As part of “Collecting the West”, an Australian Research Council funded research project that is looking at what’s been collected from Western Australia and what these collections tell us about who Western Australians were, researchers Tiffany Shellam (History, Deakin University) and Alistair Paterson (Archaeology, University of Western Australia) studied the NHM petrology collection. One of the project partners is the British Museum, whose relationship to these early collections and shared history with the NHM is reflected in the catalogue code ‘B.M.’ seen on the specimens in these drawers.
Among the old wooden cabinets, storing historical specimens from around the world, they have encountered various early collections from the period 1818-1860.
The inspection of this collection of Western Australian specimens allowed the researchers to understand the reasons for collecting rock specimens and their findings were published in the article “A historical stratum of geological collections from Western Australia in the Natural History Museum, London” in the journal Studies in Western Australian History.
The Western Australian specimens, part of the NHM petrology collection, are stored in a series of drawers labelled ‘1911 Australia’ and ‘Geological Society Collections’. These drawers are interestingly described by the researchers as being like “the sedimentary layers of the earth, offer interesting strata of different collectors and collecting practices in Western Australia over a 40-year period from 1818-1860”.
The NHM Petrology collection has been of great help to the researchers, in their aim to understand the changing motivations for collecting geological specimens from Western Australia in the first half of the nineteenth century.
Among the collections mentioned in the paper stand out: samples collected during Phillip Parker King’s hydrographic survey around the Australian coasts between 1817-22, the rock collection made by Thomas Hobbes Scott when he was stranded at Swan River in 1830, and a collection by early colonial surveyors F.T and J.W. Gregory, made between 1830-1860s. Another drawer contains rocks collected to gather evidence of the growing economic mineral value of Western Australia by gold discoverer, Edward Hammond Hargraves.
The presence of these specimens suggest that the colonial government directed the collecting of geological and other information through surveyors and explorers while the Geological Society and the Colonial Office in London continued to state their directives about geological collecting in Western Australia, particularly regarding the prospect of gold discovery.

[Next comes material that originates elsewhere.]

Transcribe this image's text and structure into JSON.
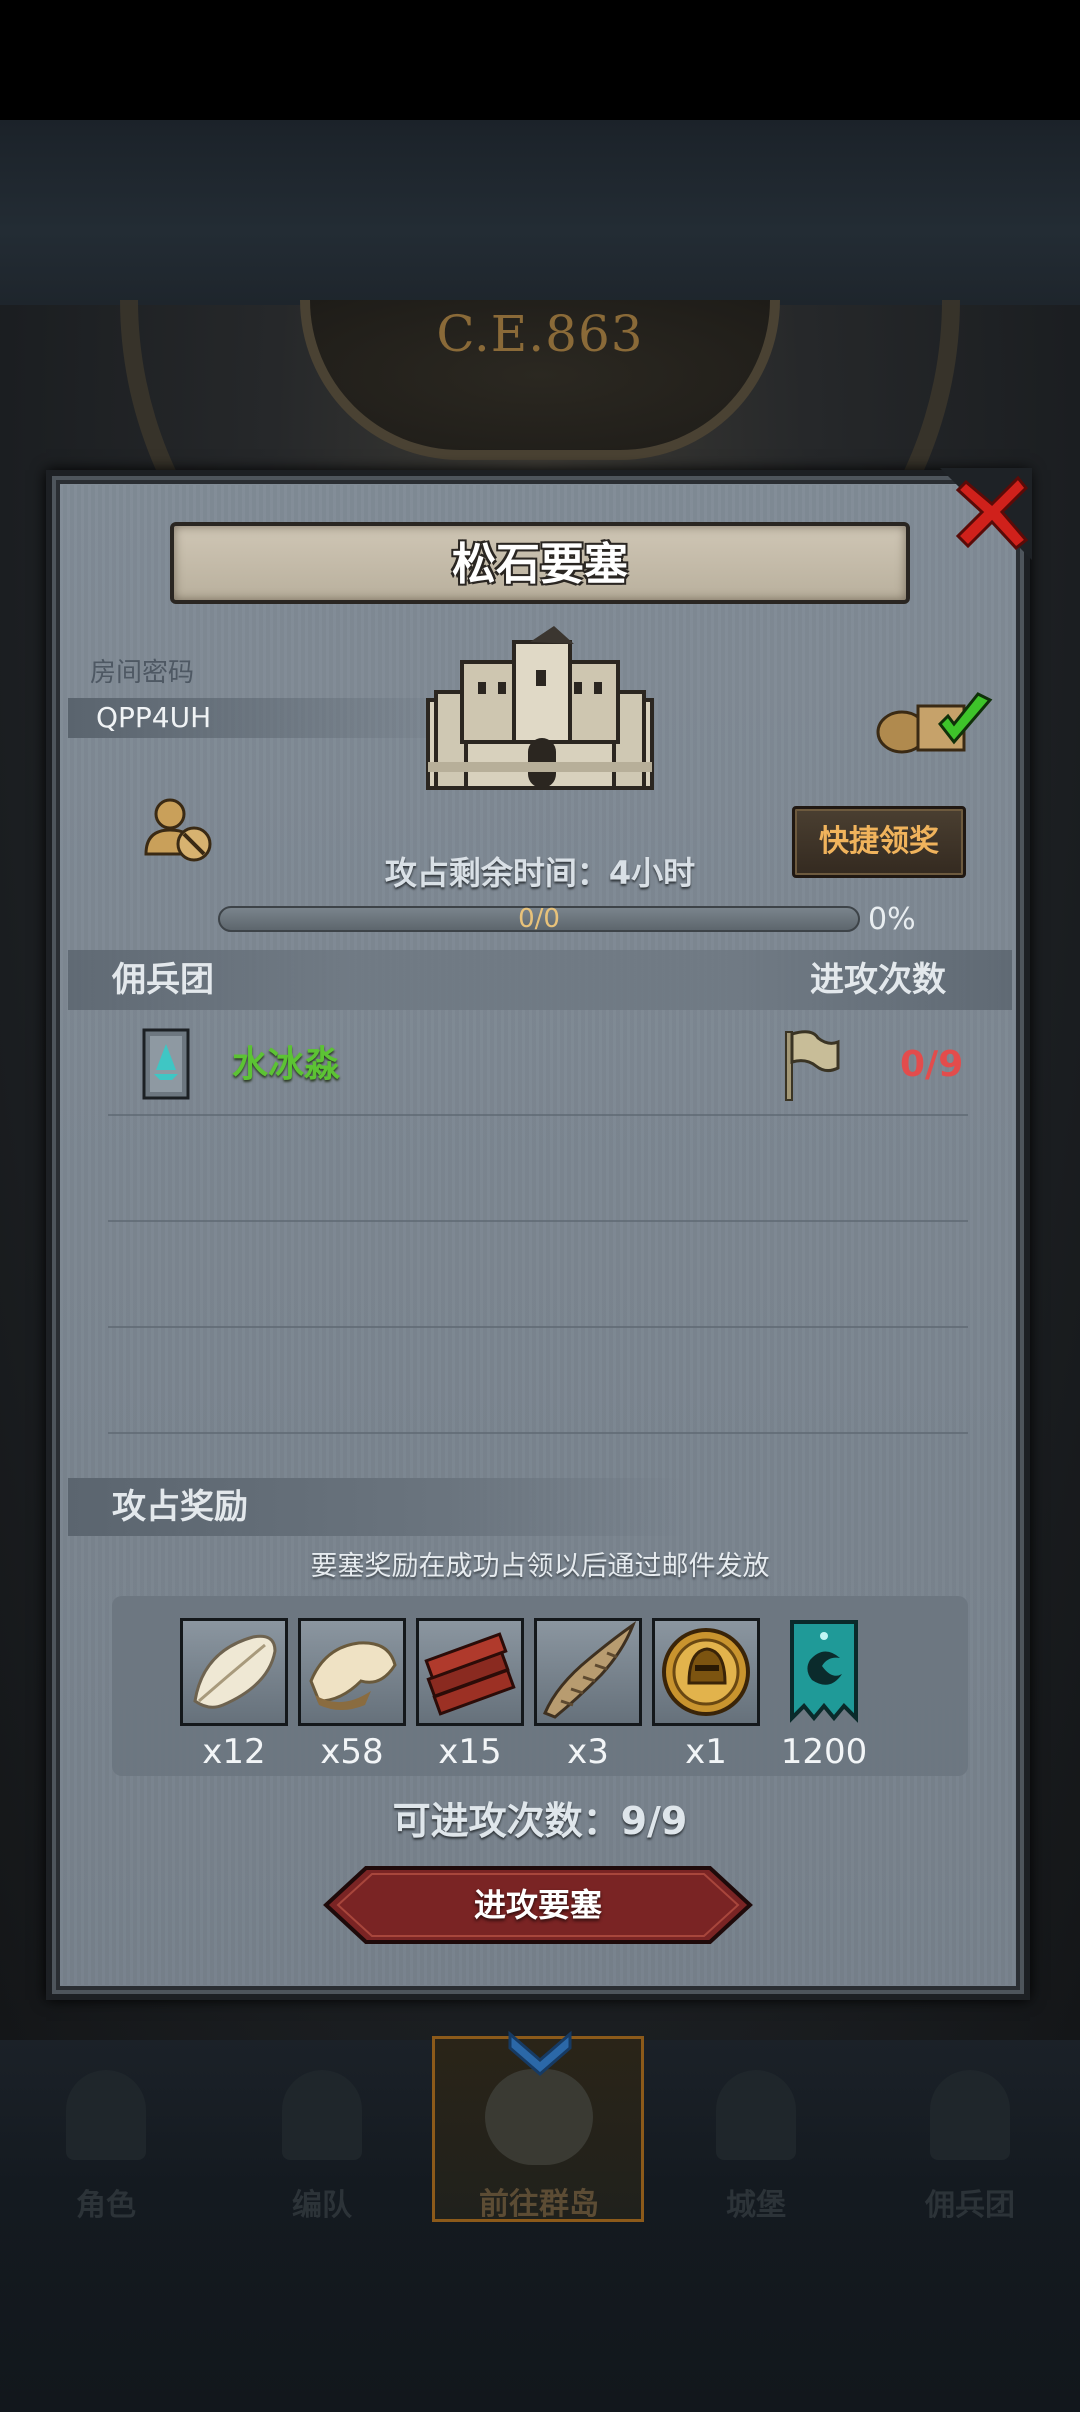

This study, beside allowing the ‘Collecting the West’ project to consider the various motivations for collecting the specimens, has revealed important connections such as Phillip Parker King’s connection to leading London-based geologist W. H. Fitton. This link allowed King’s geological specimens from Australia to be studied and utilised by Fitton as a method of good practice for future collectors, and where also used as a production of geological knowledge of Western Australia from London.
The authors concluded also that the existence of the geological assemblage ‘1911 Australia’ reveals changing motivations for the collection and observations of Western Australian geological specimens.
If you would like to know what specimens are available in our petrology collection, please look up our Data Portal, and if you would like to visit and see any of these fascinating items do get in touch with the Petrology curator at the Natural History Museum.